What is cross-training, and what are the benefits?

What is cross-training? It's a form of exercise that's not your primary sport or workout. For runners, that's anything that's not running. Strength training, yoga, swimming, cycling — or all of the above. Here are the key reasons to try it.

1. Improved strength

Yes, running strengthens your legs. But what about your back, core, shoulders, and arms? Show them some love with full-body strength training. Plus, running mainly hits the front and back of your legs. It doesn't do much for your side muscles, which also generate power, stabilize your body, and improve your form. In the end, research shows that stronger runs are faster, easier runs.

2. Greater flexibility and mobility

Activities like yoga, Pilates, and dynamic stretching can help ease tight muscles and allow your joints to use their full range of motion. Excessively tight muscles and joints can keep you from fully pushing off the ground or taking a full stride. They can also up your risk of aches and pains. Make flexibility a regular part of your weekly routine and, over time, you can improve your mobility in a big way.

3. Lower injury risk

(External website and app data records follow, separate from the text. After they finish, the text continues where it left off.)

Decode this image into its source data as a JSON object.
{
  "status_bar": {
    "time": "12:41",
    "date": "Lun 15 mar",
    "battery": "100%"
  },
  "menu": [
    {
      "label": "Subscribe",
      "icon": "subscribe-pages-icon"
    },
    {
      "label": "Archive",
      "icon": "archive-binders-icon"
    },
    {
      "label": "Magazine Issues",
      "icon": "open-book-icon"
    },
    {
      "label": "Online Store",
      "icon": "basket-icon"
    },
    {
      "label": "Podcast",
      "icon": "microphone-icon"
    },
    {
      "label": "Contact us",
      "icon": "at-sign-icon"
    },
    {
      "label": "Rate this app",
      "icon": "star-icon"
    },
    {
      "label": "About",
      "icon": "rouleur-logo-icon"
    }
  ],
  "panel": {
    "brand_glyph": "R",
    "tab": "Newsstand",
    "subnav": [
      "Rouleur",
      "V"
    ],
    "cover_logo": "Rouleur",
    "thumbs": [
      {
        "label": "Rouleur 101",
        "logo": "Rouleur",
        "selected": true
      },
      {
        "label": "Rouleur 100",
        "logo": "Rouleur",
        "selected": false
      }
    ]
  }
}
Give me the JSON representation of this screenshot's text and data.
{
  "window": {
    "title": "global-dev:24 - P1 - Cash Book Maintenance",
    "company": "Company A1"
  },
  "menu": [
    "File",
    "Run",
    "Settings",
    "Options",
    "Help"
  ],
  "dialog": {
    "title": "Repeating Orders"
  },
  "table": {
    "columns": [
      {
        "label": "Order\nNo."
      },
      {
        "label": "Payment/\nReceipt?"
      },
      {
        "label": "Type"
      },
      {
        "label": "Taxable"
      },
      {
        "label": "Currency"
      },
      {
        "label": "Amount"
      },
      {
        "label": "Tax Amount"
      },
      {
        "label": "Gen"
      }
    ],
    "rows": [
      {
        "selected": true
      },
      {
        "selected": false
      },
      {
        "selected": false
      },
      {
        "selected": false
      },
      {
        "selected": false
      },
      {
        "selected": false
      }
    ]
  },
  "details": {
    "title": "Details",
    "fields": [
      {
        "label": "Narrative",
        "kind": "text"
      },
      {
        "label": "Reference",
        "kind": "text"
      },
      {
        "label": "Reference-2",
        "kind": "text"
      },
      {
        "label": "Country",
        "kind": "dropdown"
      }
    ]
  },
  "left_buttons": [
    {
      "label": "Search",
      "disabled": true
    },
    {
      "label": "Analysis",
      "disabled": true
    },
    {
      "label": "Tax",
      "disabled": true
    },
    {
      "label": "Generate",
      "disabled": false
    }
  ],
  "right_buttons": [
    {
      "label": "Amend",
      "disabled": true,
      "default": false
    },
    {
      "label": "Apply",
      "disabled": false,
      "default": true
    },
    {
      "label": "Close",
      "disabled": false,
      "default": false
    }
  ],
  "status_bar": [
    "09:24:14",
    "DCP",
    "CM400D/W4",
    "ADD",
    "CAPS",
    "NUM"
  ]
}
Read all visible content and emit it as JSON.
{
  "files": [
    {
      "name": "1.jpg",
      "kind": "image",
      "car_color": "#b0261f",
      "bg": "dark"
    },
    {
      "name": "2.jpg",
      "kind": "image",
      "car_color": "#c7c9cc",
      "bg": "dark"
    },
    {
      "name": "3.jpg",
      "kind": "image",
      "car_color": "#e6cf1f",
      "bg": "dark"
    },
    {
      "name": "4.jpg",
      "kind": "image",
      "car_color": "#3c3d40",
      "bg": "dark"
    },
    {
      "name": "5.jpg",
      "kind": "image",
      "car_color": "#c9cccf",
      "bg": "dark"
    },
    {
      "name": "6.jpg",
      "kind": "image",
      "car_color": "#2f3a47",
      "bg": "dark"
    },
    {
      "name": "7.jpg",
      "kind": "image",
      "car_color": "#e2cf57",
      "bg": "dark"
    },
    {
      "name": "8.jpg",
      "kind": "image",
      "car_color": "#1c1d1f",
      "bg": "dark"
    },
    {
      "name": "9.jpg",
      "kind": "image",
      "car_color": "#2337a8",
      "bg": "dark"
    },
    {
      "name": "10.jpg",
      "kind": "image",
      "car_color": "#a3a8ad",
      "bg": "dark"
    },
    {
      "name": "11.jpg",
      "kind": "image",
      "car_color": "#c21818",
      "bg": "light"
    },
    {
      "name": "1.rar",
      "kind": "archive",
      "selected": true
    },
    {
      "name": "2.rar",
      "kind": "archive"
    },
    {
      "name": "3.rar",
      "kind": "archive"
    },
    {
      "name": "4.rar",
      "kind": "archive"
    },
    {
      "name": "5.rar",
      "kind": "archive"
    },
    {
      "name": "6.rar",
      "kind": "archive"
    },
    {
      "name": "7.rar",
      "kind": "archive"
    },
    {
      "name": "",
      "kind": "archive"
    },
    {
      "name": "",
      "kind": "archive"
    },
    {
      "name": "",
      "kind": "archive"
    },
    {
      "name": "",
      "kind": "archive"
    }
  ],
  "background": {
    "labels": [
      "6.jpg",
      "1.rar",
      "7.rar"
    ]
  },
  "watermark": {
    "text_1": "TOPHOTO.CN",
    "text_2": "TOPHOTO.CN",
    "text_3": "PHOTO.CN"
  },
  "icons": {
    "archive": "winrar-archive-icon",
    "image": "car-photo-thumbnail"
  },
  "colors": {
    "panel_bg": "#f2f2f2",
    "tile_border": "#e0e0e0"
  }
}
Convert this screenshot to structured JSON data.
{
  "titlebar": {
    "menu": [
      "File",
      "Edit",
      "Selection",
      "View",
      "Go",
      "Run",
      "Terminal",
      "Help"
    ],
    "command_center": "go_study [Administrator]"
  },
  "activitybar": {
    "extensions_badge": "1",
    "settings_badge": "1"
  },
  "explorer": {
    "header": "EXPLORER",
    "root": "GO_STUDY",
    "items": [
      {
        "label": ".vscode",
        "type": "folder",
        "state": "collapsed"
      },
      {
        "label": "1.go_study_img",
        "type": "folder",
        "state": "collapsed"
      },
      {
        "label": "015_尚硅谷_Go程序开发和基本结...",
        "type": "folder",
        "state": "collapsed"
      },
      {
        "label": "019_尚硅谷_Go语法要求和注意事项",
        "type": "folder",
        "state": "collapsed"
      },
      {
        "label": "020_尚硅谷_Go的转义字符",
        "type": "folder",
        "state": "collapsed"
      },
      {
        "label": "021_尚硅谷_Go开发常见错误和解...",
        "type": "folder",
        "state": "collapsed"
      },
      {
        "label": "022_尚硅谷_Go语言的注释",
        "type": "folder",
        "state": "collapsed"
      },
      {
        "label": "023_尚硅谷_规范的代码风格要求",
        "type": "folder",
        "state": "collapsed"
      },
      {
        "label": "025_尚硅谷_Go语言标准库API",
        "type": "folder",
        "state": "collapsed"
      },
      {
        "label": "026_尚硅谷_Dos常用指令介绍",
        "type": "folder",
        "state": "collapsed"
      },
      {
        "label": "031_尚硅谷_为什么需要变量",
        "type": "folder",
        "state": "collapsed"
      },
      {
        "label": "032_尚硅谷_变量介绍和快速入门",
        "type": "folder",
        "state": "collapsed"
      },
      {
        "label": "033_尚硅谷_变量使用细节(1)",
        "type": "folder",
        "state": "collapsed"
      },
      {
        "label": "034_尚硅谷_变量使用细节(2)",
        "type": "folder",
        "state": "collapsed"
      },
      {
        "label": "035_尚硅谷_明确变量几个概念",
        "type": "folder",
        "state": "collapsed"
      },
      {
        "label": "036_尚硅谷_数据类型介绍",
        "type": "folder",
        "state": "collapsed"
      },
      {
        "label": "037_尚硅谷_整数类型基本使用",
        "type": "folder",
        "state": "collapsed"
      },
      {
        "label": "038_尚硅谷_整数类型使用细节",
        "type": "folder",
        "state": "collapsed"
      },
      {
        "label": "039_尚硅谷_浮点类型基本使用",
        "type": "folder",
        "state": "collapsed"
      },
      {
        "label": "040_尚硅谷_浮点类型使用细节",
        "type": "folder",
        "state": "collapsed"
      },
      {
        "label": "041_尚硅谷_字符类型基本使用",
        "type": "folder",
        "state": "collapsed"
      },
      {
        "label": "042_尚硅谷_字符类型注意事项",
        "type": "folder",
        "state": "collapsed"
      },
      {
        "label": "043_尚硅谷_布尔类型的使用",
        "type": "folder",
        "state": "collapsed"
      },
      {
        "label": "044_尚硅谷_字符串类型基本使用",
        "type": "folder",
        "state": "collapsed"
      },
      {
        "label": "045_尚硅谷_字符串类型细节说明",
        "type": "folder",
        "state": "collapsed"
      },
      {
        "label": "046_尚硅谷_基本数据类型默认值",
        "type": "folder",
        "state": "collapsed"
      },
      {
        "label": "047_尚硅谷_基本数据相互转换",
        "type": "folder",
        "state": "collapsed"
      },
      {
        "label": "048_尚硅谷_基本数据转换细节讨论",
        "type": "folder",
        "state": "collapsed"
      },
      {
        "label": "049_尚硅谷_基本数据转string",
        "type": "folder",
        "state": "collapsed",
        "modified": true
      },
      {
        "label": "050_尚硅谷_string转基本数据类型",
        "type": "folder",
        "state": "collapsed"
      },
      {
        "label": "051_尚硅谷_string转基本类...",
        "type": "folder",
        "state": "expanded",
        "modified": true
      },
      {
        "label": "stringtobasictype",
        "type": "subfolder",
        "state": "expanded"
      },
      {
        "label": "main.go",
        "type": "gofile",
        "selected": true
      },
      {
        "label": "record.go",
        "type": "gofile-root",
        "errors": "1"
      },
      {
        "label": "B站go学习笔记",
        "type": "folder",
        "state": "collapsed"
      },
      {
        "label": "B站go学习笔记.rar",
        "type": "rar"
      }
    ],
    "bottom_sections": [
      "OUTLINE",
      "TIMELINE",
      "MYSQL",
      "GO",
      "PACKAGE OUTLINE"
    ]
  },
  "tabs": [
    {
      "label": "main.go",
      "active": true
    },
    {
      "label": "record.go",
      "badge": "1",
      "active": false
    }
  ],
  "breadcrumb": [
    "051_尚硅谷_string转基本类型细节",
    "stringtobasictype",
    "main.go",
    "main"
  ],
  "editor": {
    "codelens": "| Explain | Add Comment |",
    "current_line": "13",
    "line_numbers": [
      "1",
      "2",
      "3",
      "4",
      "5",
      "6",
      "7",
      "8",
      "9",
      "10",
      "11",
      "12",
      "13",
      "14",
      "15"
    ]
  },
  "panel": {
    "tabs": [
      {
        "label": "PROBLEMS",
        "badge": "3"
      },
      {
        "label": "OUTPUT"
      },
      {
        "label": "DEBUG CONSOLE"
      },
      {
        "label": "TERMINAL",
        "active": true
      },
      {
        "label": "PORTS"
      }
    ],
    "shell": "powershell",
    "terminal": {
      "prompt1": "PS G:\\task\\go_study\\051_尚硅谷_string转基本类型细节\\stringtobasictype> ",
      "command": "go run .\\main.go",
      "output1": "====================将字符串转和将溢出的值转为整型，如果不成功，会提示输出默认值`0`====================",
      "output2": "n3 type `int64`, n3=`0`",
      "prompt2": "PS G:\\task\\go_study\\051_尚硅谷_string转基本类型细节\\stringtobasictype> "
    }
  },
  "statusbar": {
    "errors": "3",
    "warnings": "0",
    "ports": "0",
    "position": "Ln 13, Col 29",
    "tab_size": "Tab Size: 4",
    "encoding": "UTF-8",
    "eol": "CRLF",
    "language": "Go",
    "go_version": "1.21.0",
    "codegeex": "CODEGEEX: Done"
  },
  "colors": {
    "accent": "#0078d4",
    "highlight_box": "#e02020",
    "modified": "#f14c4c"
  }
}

Improved total-body strength plus flexibility equals a lower risk of running injury. Cross-training can also reduce the likelihood of running into overuse injuries by switching up which muscles and tissues you target throughout the week, according to the American Academy of Orthopaedic Surgeons.

After all, running is a very repetitive activity, and it's important to give your body time to recover between repeat workouts. Apart from reaping all of these physical benefits, you just might enjoy trying a new way to move! Try our 8-week training plan to get started today.

Our writer's advice is intended for informational or general educational purposes only. We always encourage you to speak with your physician or healthcare provider before making any adjustments to your running, nutrition, or fitness routines.

Written By
K. Aleisha Fetters

Certified Strength and Conditioning Specialist

Headshot of Aleisha Fetters

I'm a quirky (aka nerdy) strength coach with a passion for science and sweat. I love to help people meet their body goals, but it's their mental and emotional gains that make me do a happy dance. My flirtation with running includes two half marathons and, someday, I will run 26.2.